Difficult market conditions in California are driving more cannabis operators leave many vendors unpaid, said Glass House Brands (OTC:GLASF) CEO Kyle Kazan during the company’s earnings call on Monday.
“Many dispensaries are not paying their bills on time and all branded players are facing a daily decision of whether or not to sell to dispensaries that have a compromised ability to pay,” Kazan said. “Furthermore, the worst is likely yet to come.”
Kazan shared that one distributor told him that about 35% of the retailers the distributor ships products for “are currently on some degree of credit hold,” and that “at times this year, the number was up to 85% of retail accounts, which were on hold. Yes, 85%.”

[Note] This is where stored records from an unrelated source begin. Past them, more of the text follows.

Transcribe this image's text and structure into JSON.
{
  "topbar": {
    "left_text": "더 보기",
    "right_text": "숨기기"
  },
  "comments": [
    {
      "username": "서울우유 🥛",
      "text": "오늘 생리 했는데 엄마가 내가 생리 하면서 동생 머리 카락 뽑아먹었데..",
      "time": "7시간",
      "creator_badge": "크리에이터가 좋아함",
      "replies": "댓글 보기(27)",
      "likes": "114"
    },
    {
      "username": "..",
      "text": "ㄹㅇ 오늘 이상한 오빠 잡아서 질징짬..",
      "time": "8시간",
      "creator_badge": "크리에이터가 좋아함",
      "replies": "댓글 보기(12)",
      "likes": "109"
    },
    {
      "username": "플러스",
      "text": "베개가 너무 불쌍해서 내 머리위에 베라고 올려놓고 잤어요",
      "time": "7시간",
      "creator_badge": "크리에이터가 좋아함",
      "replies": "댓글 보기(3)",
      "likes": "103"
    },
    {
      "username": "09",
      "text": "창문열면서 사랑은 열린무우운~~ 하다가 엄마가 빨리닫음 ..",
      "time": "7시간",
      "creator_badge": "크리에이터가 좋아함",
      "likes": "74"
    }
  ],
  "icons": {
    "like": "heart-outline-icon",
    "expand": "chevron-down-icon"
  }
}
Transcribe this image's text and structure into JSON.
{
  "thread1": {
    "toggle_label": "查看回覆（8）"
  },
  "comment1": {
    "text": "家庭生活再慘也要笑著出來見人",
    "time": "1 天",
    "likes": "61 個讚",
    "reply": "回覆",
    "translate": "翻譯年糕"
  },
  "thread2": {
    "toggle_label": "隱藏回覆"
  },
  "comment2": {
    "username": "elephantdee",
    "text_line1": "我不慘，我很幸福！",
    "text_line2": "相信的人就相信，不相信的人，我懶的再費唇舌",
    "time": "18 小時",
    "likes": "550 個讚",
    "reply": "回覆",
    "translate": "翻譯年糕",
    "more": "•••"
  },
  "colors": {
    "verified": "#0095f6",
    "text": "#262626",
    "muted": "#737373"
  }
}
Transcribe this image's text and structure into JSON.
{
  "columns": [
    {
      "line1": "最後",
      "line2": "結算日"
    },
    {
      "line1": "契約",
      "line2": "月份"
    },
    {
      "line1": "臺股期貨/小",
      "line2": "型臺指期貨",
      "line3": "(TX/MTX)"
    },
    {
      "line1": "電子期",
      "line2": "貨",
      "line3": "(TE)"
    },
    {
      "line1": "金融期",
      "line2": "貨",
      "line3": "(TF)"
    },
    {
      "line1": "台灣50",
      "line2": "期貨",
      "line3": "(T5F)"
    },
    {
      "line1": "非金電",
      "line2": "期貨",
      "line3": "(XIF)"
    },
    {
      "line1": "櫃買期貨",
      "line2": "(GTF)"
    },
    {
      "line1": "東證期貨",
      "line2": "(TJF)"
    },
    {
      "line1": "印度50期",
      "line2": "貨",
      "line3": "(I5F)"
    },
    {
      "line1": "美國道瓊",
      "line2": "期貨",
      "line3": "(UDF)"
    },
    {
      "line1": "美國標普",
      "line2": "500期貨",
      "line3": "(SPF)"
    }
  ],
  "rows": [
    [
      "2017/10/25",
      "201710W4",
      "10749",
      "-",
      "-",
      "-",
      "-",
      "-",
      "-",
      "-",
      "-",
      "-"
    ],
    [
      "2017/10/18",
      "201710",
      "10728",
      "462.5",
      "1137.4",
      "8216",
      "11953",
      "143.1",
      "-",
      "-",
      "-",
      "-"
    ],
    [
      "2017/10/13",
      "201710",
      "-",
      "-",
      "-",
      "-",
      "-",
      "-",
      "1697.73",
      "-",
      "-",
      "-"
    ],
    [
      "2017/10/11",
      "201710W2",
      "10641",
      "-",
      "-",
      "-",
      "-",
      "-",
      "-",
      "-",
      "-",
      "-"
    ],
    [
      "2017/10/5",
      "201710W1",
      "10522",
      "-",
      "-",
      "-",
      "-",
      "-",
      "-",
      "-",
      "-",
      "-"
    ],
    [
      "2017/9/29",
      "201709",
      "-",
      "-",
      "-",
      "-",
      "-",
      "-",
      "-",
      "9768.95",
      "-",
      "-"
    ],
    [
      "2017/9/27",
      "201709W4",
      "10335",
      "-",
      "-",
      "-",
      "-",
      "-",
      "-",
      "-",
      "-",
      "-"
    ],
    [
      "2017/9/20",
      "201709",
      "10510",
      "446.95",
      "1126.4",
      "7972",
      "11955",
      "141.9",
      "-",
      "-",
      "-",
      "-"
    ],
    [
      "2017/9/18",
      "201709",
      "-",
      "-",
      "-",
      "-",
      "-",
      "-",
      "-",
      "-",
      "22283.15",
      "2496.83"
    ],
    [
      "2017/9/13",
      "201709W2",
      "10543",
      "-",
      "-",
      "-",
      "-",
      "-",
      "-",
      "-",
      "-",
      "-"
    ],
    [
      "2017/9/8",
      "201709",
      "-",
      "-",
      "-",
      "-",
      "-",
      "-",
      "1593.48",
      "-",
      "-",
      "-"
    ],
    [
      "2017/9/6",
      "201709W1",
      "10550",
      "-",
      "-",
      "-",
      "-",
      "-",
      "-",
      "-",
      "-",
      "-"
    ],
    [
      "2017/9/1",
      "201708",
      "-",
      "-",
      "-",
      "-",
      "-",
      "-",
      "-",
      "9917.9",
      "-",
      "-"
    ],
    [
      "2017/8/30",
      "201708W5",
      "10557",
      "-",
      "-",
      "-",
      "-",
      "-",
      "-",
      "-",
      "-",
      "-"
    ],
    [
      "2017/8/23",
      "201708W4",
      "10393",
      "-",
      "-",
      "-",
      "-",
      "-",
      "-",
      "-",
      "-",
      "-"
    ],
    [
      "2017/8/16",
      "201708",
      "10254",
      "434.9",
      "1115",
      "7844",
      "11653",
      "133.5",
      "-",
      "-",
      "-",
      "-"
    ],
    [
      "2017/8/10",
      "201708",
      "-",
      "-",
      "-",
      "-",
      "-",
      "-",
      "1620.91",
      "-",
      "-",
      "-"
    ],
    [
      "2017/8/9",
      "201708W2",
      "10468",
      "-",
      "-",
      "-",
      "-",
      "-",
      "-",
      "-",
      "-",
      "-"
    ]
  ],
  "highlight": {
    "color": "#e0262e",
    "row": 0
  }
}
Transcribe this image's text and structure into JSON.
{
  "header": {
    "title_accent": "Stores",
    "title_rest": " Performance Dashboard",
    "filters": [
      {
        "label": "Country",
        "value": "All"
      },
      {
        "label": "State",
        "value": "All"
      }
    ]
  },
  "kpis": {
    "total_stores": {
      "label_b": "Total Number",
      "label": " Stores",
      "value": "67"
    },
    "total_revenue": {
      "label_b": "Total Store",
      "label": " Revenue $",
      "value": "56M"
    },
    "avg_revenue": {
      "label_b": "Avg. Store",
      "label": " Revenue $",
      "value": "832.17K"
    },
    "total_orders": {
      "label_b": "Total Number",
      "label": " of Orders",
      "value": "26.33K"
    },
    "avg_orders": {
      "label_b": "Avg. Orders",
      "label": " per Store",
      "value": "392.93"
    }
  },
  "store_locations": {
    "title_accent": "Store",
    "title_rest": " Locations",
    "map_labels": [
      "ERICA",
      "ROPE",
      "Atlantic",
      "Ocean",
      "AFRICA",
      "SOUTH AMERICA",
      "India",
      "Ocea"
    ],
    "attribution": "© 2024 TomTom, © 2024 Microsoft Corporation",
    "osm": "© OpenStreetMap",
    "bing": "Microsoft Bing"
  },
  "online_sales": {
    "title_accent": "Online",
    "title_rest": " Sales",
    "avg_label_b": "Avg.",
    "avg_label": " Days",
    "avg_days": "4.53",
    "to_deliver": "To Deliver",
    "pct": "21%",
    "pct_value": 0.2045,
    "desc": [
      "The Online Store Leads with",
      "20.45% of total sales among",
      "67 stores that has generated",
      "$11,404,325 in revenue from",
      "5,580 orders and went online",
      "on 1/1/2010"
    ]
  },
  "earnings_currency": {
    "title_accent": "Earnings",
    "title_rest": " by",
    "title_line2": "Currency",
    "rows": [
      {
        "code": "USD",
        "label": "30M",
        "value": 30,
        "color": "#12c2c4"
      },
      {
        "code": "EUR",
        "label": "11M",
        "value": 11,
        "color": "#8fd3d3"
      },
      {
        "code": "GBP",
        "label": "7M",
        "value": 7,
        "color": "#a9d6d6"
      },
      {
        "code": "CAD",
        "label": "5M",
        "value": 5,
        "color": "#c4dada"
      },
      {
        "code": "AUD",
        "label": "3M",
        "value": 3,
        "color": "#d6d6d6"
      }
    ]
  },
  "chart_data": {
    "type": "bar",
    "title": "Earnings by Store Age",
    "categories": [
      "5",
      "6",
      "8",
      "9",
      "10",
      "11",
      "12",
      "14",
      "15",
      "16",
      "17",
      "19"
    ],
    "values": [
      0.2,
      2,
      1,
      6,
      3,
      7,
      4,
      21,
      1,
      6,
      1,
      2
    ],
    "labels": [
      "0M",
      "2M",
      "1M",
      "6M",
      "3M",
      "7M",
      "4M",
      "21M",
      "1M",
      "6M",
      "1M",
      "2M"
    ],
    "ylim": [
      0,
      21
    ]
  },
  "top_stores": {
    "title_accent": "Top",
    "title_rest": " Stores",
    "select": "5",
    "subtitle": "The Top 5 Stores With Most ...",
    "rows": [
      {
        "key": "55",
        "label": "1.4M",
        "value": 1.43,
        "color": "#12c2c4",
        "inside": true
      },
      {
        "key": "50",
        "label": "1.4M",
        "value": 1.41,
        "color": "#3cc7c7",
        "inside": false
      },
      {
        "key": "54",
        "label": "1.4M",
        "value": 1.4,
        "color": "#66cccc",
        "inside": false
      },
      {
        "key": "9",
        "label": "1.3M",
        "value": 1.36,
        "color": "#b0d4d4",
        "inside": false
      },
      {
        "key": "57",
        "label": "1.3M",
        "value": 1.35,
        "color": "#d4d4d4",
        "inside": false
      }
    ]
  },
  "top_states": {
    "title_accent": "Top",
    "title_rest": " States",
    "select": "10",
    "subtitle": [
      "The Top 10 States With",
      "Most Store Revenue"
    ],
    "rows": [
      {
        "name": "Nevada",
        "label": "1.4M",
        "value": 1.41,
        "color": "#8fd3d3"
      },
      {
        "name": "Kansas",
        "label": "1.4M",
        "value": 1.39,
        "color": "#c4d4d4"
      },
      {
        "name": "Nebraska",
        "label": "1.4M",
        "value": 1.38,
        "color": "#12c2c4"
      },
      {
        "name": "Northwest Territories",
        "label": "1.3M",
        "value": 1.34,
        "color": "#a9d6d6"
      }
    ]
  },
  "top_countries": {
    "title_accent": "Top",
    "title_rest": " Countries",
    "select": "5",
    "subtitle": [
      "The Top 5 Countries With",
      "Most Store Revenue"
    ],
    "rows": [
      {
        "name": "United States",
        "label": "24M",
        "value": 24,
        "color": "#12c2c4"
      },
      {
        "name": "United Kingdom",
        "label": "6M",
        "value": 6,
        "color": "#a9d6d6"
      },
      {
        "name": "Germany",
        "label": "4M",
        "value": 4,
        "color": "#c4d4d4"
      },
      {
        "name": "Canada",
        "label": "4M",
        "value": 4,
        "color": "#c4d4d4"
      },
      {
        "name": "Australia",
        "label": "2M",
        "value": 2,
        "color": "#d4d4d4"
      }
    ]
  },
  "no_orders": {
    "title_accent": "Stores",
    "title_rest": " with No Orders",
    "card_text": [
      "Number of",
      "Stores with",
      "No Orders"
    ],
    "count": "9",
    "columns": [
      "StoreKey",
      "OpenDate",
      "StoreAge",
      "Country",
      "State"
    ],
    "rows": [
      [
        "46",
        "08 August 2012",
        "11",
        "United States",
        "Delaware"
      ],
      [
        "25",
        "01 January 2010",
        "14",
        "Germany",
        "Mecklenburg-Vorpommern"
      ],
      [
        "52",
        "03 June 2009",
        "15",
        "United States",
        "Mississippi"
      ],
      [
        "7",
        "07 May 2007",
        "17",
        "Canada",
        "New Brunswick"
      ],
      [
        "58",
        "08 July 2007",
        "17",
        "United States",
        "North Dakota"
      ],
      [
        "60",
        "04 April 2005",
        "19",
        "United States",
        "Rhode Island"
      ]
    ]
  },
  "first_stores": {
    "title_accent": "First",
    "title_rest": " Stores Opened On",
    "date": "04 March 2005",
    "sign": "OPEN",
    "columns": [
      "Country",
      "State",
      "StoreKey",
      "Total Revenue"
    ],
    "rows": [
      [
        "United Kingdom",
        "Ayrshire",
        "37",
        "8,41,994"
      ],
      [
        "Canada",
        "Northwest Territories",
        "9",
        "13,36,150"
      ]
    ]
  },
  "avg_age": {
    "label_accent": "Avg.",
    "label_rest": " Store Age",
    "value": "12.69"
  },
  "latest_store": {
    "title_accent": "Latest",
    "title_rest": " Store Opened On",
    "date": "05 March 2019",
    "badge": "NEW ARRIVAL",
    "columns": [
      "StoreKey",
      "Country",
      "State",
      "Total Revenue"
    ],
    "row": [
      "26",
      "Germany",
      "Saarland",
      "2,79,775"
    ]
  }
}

Not only that, but a change in state law that will give retailers access to more immediate cash – in the form of excise taxes they’re now required to collect and remit to the state – will lead to a “reckoning” when tax bills come due, Kazan said.
Instead of setting that money aside for tax collectors, some retailers are using that money to finance operations. As of December, the industry as a whole owed the state more than $250 million.
“2023 is going to be a shakeout year here in California,” Kazan predicted.
The situation points toward one thing: more contraction, distressed assets, and companies exiting, Kazan said, which already is happening in the cultivation sector.
“At some point, the merry-go-round will have to stop, and some players will be forced to exit the market as has been happening on the cultivation side,” Kazan said. “Since the beginning of July 2022, through the end of February, the number of cultivation licenses in the state of California has dropped by over 1,200.”
Later in the earnings call, CFO Mark Vendetti disclosed that the company just paid off $3.9 million in back taxes to the state and federal governments in Q4 last year, and remarked, “We are among a handful of cannabis companies that have been consistently paying their tax liabilities.”
Vendetti also noted that because Glass House is expecting a “difficult retail landscape” in the coming year, the company reduced its CPG revenue projections to $25 million, down from $35 million, and retail guidance down to $50 million from $65 million.
“There’s 1,000 places that you can buy a joint, right? And of those, 400 or so are actually paying (their bills) on time,” Vendetti said.
Ironically, the exit of so many licensed cultivators has resulted in a major uptick of demand for Glass House by brands and manufacturers that want raw cannabis for their edibles, pre-rolls, and other products.
“There is a massive supply-demand component that has now flipped where there’s just massive demand and not nearly enough supply,” Kazan said. “I probably had six calls last week that were just out of the blue coming to me, and that doesn’t usually happen. … The demand is just incredible right now.”